#### Task requirements:
Write the data out again, word for word.

#### Dataset rows for apps and sites:

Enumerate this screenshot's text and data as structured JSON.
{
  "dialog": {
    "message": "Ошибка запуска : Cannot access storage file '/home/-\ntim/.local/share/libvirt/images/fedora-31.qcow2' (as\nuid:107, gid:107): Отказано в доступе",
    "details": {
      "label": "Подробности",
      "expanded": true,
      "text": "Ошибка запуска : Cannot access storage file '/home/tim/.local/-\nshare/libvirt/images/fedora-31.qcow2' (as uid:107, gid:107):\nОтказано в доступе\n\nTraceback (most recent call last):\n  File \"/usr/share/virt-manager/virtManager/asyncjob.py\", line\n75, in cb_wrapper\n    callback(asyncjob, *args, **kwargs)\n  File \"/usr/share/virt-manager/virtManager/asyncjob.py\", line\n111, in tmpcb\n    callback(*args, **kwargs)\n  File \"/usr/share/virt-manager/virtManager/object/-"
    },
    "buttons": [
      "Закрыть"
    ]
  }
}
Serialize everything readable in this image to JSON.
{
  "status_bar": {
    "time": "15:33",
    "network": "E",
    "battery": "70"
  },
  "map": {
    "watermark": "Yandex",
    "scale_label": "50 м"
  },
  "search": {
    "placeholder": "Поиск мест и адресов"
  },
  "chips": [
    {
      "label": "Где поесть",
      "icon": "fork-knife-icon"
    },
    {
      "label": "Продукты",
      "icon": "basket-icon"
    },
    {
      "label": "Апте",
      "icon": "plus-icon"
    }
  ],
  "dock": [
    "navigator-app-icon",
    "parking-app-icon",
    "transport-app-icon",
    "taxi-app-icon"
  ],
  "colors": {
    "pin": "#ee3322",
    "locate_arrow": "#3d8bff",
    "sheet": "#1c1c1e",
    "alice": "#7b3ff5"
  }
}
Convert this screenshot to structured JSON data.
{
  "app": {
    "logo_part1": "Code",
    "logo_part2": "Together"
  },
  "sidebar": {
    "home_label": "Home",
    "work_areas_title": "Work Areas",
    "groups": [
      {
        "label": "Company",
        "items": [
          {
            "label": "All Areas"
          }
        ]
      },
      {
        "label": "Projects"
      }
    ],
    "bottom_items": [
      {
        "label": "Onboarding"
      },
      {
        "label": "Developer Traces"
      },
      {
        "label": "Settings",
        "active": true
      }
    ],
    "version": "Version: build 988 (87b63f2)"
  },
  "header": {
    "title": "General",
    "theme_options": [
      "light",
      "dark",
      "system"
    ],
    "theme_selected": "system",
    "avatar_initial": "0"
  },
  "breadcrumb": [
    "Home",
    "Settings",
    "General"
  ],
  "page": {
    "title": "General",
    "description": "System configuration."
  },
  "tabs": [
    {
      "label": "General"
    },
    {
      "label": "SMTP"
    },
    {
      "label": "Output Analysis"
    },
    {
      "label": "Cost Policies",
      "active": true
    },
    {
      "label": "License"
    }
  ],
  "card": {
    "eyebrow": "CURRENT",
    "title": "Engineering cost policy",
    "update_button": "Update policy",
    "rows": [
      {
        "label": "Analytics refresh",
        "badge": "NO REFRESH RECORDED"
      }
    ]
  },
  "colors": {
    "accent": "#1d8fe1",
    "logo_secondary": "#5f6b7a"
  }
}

#### Solved exercise:
Enumerate this screenshot's text and data as structured JSON.
{
  "dialog": {
    "message": "Ошибка запуска : Cannot access storage file '/home/-\ntim/.local/share/libvirt/images/fedora-31.qcow2' (as\nuid:107, gid:107): Отказано в доступе",
    "details": {
      "label": "Подробности",
      "expanded": true,
      "text": "Ошибка запуска : Cannot access storage file '/home/tim/.local/-\nshare/libvirt/images/fedora-31.qcow2' (as uid:107, gid:107):\nОтказано в доступе\n\nTraceback (most recent call last):\n  File \"/usr/share/virt-manager/virtManager/asyncjob.py\", line\n75, in cb_wrapper\n    callback(asyncjob, *args, **kwargs)\n  File \"/usr/share/virt-manager/virtManager/asyncjob.py\", line\n111, in tmpcb\n    callback(*args, **kwargs)\n  File \"/usr/share/virt-manager/virtManager/object/-"
    },
    "buttons": [
      "Закрыть"
    ]
  }
}
Serialize everything readable in this image to JSON.
{
  "status_bar": {
    "time": "15:33",
    "network": "E",
    "battery": "70"
  },
  "map": {
    "watermark": "Yandex",
    "scale_label": "50 м"
  },
  "search": {
    "placeholder": "Поиск мест и адресов"
  },
  "chips": [
    {
      "label": "Где поесть",
      "icon": "fork-knife-icon"
    },
    {
      "label": "Продукты",
      "icon": "basket-icon"
    },
    {
      "label": "Апте",
      "icon": "plus-icon"
    }
  ],
  "dock": [
    "navigator-app-icon",
    "parking-app-icon",
    "transport-app-icon",
    "taxi-app-icon"
  ],
  "colors": {
    "pin": "#ee3322",
    "locate_arrow": "#3d8bff",
    "sheet": "#1c1c1e",
    "alice": "#7b3ff5"
  }
}
Convert this screenshot to structured JSON data.
{
  "app": {
    "logo_part1": "Code",
    "logo_part2": "Together"
  },
  "sidebar": {
    "home_label": "Home",
    "work_areas_title": "Work Areas",
    "groups": [
      {
        "label": "Company",
        "items": [
          {
            "label": "All Areas"
          }
        ]
      },
      {
        "label": "Projects"
      }
    ],
    "bottom_items": [
      {
        "label": "Onboarding"
      },
      {
        "label": "Developer Traces"
      },
      {
        "label": "Settings",
        "active": true
      }
    ],
    "version": "Version: build 988 (87b63f2)"
  },
  "header": {
    "title": "General",
    "theme_options": [
      "light",
      "dark",
      "system"
    ],
    "theme_selected": "system",
    "avatar_initial": "0"
  },
  "breadcrumb": [
    "Home",
    "Settings",
    "General"
  ],
  "page": {
    "title": "General",
    "description": "System configuration."
  },
  "tabs": [
    {
      "label": "General"
    },
    {
      "label": "SMTP"
    },
    {
      "label": "Output Analysis"
    },
    {
      "label": "Cost Policies",
      "active": true
    },
    {
      "label": "License"
    }
  ],
  "card": {
    "eyebrow": "CURRENT",
    "title": "Engineering cost policy",
    "update_button": "Update policy",
    "rows": [
      {
        "label": "Analytics refresh",
        "badge": "NO REFRESH RECORDED"
      }
    ]
  },
  "colors": {
    "accent": "#1d8fe1",
    "logo_secondary": "#5f6b7a"
  }
}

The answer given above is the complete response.